As the old saying goes, it takes money to make money. There's no denying a bit of extra cash affords you money-making opportunities less fortunate people just don't have. It is possible, however, to start with nothing -- or even start out in debt -- and still become a millionaire. It just takes more time and effort.
With that as the backdrop, here's a rundown of the five most important and most actionable steps anyone can take right away to begin their 20-year journey from being broke to having $1 million in savings. Notice that saving money is just as important as earning it -- as long as money that's saved is put to work in constructive ways.
Pay off your (most expensive) debt
It's painfully obvious but needs to be said all the same: The financial damage that debt can inflict is far greater than any investment gains you may be able to reliably achieve on a comparable amount of capital. You can count on paying interest on money you've borrowed, but you can't rely on money you put at risk in search of growth generating consistent returns -- or even any returns at all in the short run. .
This isn't an absolute. Some debt makes good sense. Mortgages on personal residences, for instance, tend to be offered at lower rates and are used to purchase an asset that increases in value over time.
Other debt, however, can be shockingly destructive. And credit cards can be the worst. For perspective, making the minimum payment on a credit card balance of $5,000 carried at a typical interest rate of 16% will take 22 years and a total of $11,126 to fully pay off.
Before doing anything else, do whatever it takes to get the high-interest "debt monkey" off your back.
Take advantage of employer contributions to workers' retirement accounts
Not every investor will enjoy this option, but employees of companies offering 401(k) plans and SIMPLE IRA plans will be pleased to learn their employer is handing out free money in the form of retirement plan contributions. For SIMPLE IRAs, companies can match an employee's contribution up to between 1% and 3% of his or her total earnings. For 401(k) plans, a company can match as much as 100% of an employee's contribution up to a limit calculated as a percentage of his or her salary. These contribution schemes can vary widely.
Unfortunately, many employer-sponsored retirement plans chip in nothing. You'll have to check with your company for the specifics.
Put $1,500 into the stock market...every month
Assuming an average 9% return on stocks, an investment of $1,500 each and every month for the next 20 years should grow to just a little over $1 million. That's the power of compounding investment returns.
It's probably a daunting figure for the typical investor. The Bureau of Labor Statistics says the average worker in the U.S. makes on the order of $50,000 per year, while the average household annually earns less than $70,000. After taxes and the bills incurred just by living life, there's rarely $1,500 per month left over.
Don't sweat it too much though. You may not have that sort of disposable income right now, but you'll likely be earning more later. Besides, the next two steps both steer you toward greater disposable income sooner than later.
Buy a home, and then live in it for the long haul

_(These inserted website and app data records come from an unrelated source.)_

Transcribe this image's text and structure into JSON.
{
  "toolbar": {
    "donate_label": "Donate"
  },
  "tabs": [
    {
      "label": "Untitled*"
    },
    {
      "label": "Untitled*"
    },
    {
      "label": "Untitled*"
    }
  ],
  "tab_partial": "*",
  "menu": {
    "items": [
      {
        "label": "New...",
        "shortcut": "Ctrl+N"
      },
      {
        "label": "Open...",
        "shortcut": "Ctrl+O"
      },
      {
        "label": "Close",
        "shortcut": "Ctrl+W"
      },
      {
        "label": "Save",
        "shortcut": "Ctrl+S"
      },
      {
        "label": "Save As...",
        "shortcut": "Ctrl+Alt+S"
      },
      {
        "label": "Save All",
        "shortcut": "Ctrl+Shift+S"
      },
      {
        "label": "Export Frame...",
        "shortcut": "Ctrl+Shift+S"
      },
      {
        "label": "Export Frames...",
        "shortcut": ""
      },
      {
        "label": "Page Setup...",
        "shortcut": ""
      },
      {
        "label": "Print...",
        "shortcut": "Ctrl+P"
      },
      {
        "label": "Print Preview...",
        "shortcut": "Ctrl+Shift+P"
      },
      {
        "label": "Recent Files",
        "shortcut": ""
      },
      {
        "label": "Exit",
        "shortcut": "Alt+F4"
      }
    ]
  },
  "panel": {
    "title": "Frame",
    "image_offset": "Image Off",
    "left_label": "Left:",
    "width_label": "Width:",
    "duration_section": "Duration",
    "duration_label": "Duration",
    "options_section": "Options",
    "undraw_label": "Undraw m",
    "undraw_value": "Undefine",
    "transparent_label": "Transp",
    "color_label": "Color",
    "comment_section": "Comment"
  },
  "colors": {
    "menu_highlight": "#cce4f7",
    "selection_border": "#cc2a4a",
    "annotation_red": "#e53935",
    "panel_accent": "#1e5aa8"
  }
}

Admittedly, it's not a plan that works for everyone. Some younger workers may need to accept another job offer in another place. In some markets, homes are prohibitively more expensive than renting an apartment is.
For anyone willing and able to stay put for a while though, home ownership can be a savvy financial move.
Sure, there's the whole "building equity" thing. That's nice. Real estate also tends to increase in value over time. Even if its price growth isn't consistent, home prices increase in value at a pace of about 4% per year.
That's not the only or the biggest upside of home ownership, however. A largely overlooked nuance of a mortgage payment is that while home values, prices, and incomes rise during the life of that mortgage, the payment on a fixed mortgage stays the same throughout the lifetime of the loan. Resisting the urge to upgrade your home -- and pumping up your monthly payment as a result -- can prove to be its own kind of windfall. This alone could eventually produce the aforementioned extra $1,500 per month to sock away in the stock market.
Start a side hustle you love
Finally, there's a lot to be said for starting a side hustle. Generating an extra $1,500 with it every month is certainly possible.
Side hustles can just be second jobs. But I think starting an actual business has greater upside.
However, to be successful, I think a side hustle business has to meet three conditions. First, it's got to be something you love doing. Second, it's also got to be a legitimate business; merely finding people to do your hobby with you isn't a recipe for success. And third, it's got to be a business that's simple and cheap to run, and scalable with no extra cost or time.
If any one piece of that triad is missing, a part-time entrepreneurship will never quite thrive. The good news is, most everyone's got some sort of passion they can monetize from their kitchen table a couple of times a week.
And a smart side hustle can certainly be worth the time and effort. While most hustlers only earn a few hundred bucks a month, some make well over $1,000. The bigger earners, of course, take their small businesses pretty seriously.